RECORDS Start Marker

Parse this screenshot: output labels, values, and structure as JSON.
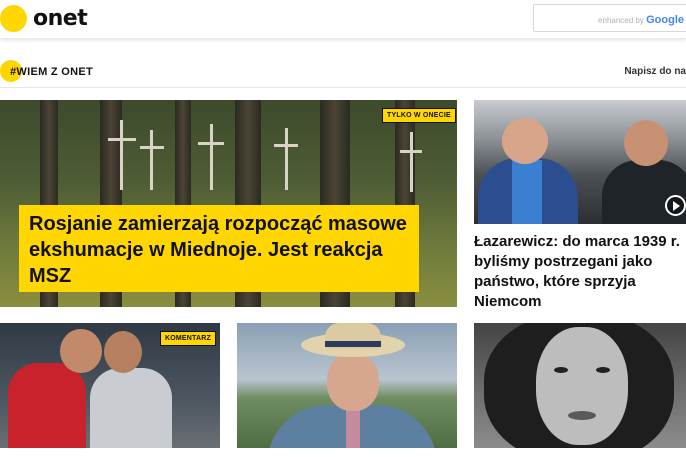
{
  "header": {
    "logo_text": "onet",
    "search": {
      "placeholder": "",
      "enhanced_by": "enhanced by",
      "google": "Google"
    }
  },
  "section": {
    "title": "#WIEM Z ONET",
    "write_link": "Napisz do na"
  },
  "articles": {
    "main": {
      "tag": "TYLKO W ONECIE",
      "headline": "Rosjanie zamierzają rozpocząć masowe ekshumacje w Miednoje. Jest reakcja MSZ"
    },
    "video": {
      "headline": "Łazarewicz: do marca 1939 r. byliśmy postrzegani jako państwo, które sprzyja Niemcom"
    },
    "football": {
      "tag": "KOMENTARZ"
    },
    "hat": {},
    "portrait": {}
  },
  "colors": {
    "accent": "#ffd600",
    "text": "#111111"
  }
}
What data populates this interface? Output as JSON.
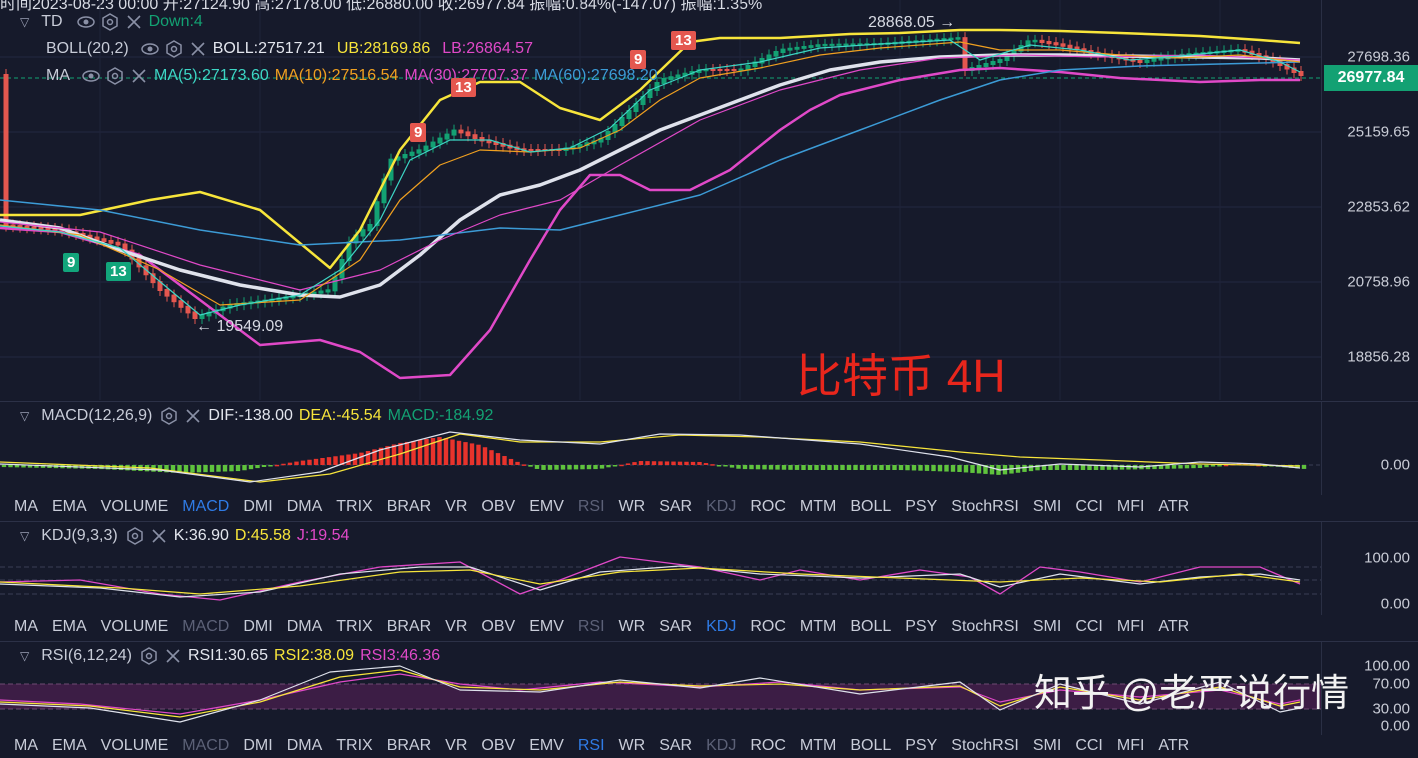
{
  "header_cut_text": "时间2023-08-23 00:00  开:27124.90  高:27178.00  低:26880.00  收:26977.84  振幅:0.84%(-147.07)  振幅:1.35%",
  "main": {
    "td": {
      "name": "TD",
      "value": "Down:4"
    },
    "boll": {
      "name": "BOLL(20,2)",
      "boll": "BOLL:27517.21",
      "ub": "UB:28169.86",
      "lb": "LB:26864.57"
    },
    "ma": {
      "name": "MA",
      "ma5": "MA(5):27173.60",
      "ma10": "MA(10):27516.54",
      "ma30": "MA(30):27707.37",
      "ma60": "MA(60):27698.20"
    },
    "price_axis": [
      "27698.36",
      "25159.65",
      "22853.62",
      "20758.96",
      "18856.28"
    ],
    "current_price": "26977.84",
    "high_annotation": "28868.05 →",
    "low_annotation": "← 19549.09",
    "title_overlay": "比特币 4H",
    "td_badges": [
      {
        "text": "9",
        "color": "green"
      },
      {
        "text": "13",
        "color": "green"
      },
      {
        "text": "9",
        "color": "red"
      },
      {
        "text": "13",
        "color": "red"
      },
      {
        "text": "9",
        "color": "red"
      },
      {
        "text": "13",
        "color": "red"
      }
    ]
  },
  "macd": {
    "name": "MACD(12,26,9)",
    "dif": "DIF:-138.00",
    "dea": "DEA:-45.54",
    "macd": "MACD:-184.92",
    "axis": [
      "0.00"
    ]
  },
  "kdj": {
    "name": "KDJ(9,3,3)",
    "k": "K:36.90",
    "d": "D:45.58",
    "j": "J:19.54",
    "axis": [
      "100.00",
      "0.00"
    ]
  },
  "rsi": {
    "name": "RSI(6,12,24)",
    "rsi1": "RSI1:30.65",
    "rsi2": "RSI2:38.09",
    "rsi3": "RSI3:46.36",
    "axis": [
      "100.00",
      "70.00",
      "30.00",
      "0.00"
    ]
  },
  "indicator_tabs": [
    "MA",
    "EMA",
    "VOLUME",
    "MACD",
    "DMI",
    "DMA",
    "TRIX",
    "BRAR",
    "VR",
    "OBV",
    "EMV",
    "RSI",
    "WR",
    "SAR",
    "KDJ",
    "ROC",
    "MTM",
    "BOLL",
    "PSY",
    "StochRSI",
    "SMI",
    "CCI",
    "MFI",
    "ATR"
  ],
  "tab_states_1": {
    "active": "MACD",
    "dim": [
      "RSI",
      "KDJ"
    ]
  },
  "tab_states_2": {
    "active": "KDJ",
    "dim": [
      "MACD",
      "RSI"
    ]
  },
  "tab_states_3": {
    "active": "RSI",
    "dim": [
      "MACD",
      "KDJ"
    ]
  },
  "watermark": "知乎 @老严说行情",
  "colors": {
    "bg": "#161a2b",
    "up": "#13a173",
    "down": "#e4574f",
    "yellow": "#f7e53b",
    "orange": "#f0a020",
    "cyan": "#3dd6c5",
    "magenta": "#e049c8",
    "white": "#dfe2ec",
    "blue": "#3c9bd6"
  }
}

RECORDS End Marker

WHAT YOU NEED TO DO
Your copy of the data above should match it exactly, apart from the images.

SOLVED EXERCISE
Parse this screenshot: output labels, values, and structure as JSON.
{
  "header": {
    "logo_text": "onet",
    "search": {
      "placeholder": "",
      "enhanced_by": "enhanced by",
      "google": "Google"
    }
  },
  "section": {
    "title": "#WIEM Z ONET",
    "write_link": "Napisz do na"
  },
  "articles": {
    "main": {
      "tag": "TYLKO W ONECIE",
      "headline": "Rosjanie zamierzają rozpocząć masowe ekshumacje w Miednoje. Jest reakcja MSZ"
    },
    "video": {
      "headline": "Łazarewicz: do marca 1939 r. byliśmy postrzegani jako państwo, które sprzyja Niemcom"
    },
    "football": {
      "tag": "KOMENTARZ"
    },
    "hat": {},
    "portrait": {}
  },
  "colors": {
    "accent": "#ffd600",
    "text": "#111111"
  }
}
What data populates this interface? Output as JSON.
{
  "header_cut_text": "时间2023-08-23 00:00  开:27124.90  高:27178.00  低:26880.00  收:26977.84  振幅:0.84%(-147.07)  振幅:1.35%",
  "main": {
    "td": {
      "name": "TD",
      "value": "Down:4"
    },
    "boll": {
      "name": "BOLL(20,2)",
      "boll": "BOLL:27517.21",
      "ub": "UB:28169.86",
      "lb": "LB:26864.57"
    },
    "ma": {
      "name": "MA",
      "ma5": "MA(5):27173.60",
      "ma10": "MA(10):27516.54",
      "ma30": "MA(30):27707.37",
      "ma60": "MA(60):27698.20"
    },
    "price_axis": [
      "27698.36",
      "25159.65",
      "22853.62",
      "20758.96",
      "18856.28"
    ],
    "current_price": "26977.84",
    "high_annotation": "28868.05 →",
    "low_annotation": "← 19549.09",
    "title_overlay": "比特币 4H",
    "td_badges": [
      {
        "text": "9",
        "color": "green"
      },
      {
        "text": "13",
        "color": "green"
      },
      {
        "text": "9",
        "color": "red"
      },
      {
        "text": "13",
        "color": "red"
      },
      {
        "text": "9",
        "color": "red"
      },
      {
        "text": "13",
        "color": "red"
      }
    ]
  },
  "macd": {
    "name": "MACD(12,26,9)",
    "dif": "DIF:-138.00",
    "dea": "DEA:-45.54",
    "macd": "MACD:-184.92",
    "axis": [
      "0.00"
    ]
  },
  "kdj": {
    "name": "KDJ(9,3,3)",
    "k": "K:36.90",
    "d": "D:45.58",
    "j": "J:19.54",
    "axis": [
      "100.00",
      "0.00"
    ]
  },
  "rsi": {
    "name": "RSI(6,12,24)",
    "rsi1": "RSI1:30.65",
    "rsi2": "RSI2:38.09",
    "rsi3": "RSI3:46.36",
    "axis": [
      "100.00",
      "70.00",
      "30.00",
      "0.00"
    ]
  },
  "indicator_tabs": [
    "MA",
    "EMA",
    "VOLUME",
    "MACD",
    "DMI",
    "DMA",
    "TRIX",
    "BRAR",
    "VR",
    "OBV",
    "EMV",
    "RSI",
    "WR",
    "SAR",
    "KDJ",
    "ROC",
    "MTM",
    "BOLL",
    "PSY",
    "StochRSI",
    "SMI",
    "CCI",
    "MFI",
    "ATR"
  ],
  "tab_states_1": {
    "active": "MACD",
    "dim": [
      "RSI",
      "KDJ"
    ]
  },
  "tab_states_2": {
    "active": "KDJ",
    "dim": [
      "MACD",
      "RSI"
    ]
  },
  "tab_states_3": {
    "active": "RSI",
    "dim": [
      "MACD",
      "KDJ"
    ]
  },
  "watermark": "知乎 @老严说行情",
  "colors": {
    "bg": "#161a2b",
    "up": "#13a173",
    "down": "#e4574f",
    "yellow": "#f7e53b",
    "orange": "#f0a020",
    "cyan": "#3dd6c5",
    "magenta": "#e049c8",
    "white": "#dfe2ec",
    "blue": "#3c9bd6"
  }
}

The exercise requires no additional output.